§ INFORMATION SUPPLIED:
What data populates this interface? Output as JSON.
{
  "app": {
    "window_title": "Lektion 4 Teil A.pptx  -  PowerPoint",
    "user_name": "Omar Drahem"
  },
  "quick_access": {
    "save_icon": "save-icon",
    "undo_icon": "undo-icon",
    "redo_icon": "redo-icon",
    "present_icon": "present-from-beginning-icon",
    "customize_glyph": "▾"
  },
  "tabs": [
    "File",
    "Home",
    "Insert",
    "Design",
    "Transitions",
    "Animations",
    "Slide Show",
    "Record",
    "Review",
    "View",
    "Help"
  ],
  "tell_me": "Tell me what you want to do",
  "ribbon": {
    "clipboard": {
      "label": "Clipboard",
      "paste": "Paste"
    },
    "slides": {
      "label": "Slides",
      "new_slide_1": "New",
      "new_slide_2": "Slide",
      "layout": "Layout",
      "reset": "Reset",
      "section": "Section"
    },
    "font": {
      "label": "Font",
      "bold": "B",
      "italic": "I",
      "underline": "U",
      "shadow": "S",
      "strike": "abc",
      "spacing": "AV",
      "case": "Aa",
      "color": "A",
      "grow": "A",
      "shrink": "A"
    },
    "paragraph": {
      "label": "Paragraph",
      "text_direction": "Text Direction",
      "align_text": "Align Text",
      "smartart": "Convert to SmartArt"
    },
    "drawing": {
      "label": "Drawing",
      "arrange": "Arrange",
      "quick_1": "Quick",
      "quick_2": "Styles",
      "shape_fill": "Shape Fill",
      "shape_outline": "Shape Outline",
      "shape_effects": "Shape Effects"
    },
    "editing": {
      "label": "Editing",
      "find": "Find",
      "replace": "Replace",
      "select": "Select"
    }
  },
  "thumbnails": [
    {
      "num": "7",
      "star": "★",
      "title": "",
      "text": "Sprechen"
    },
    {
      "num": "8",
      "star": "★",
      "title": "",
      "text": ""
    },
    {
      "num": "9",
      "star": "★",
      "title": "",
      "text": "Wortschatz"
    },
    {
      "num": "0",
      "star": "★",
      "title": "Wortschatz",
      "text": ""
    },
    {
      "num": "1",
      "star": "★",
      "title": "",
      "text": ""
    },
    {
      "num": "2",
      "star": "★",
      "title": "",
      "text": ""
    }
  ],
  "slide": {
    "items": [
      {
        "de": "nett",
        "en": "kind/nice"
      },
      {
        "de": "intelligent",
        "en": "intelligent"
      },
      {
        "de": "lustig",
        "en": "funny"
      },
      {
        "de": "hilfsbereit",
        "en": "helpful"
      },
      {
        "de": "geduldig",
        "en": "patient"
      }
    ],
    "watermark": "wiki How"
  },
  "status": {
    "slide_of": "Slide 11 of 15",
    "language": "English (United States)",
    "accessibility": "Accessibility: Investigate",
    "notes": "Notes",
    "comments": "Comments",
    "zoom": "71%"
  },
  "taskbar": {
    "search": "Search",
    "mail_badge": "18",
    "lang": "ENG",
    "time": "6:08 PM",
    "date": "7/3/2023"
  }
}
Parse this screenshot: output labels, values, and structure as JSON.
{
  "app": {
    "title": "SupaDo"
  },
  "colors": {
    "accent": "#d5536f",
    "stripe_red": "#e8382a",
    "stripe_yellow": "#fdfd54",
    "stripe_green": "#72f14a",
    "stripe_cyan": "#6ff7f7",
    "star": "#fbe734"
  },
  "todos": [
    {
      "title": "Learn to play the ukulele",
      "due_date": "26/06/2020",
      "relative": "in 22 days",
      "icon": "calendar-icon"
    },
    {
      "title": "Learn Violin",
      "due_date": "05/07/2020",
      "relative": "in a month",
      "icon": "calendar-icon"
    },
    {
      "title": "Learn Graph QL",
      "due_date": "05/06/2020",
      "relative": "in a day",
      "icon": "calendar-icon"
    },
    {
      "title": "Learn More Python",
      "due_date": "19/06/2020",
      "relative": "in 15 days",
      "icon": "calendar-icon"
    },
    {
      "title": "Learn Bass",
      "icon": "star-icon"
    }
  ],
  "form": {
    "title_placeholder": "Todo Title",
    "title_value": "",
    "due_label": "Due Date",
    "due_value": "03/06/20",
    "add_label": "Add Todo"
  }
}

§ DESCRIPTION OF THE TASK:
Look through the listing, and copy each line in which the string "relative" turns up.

§ FINAL ANSWER:
      "relative": "in 22 days",
      "relative": "in a month",
      "relative": "in a day",
      "relative": "in 15 days",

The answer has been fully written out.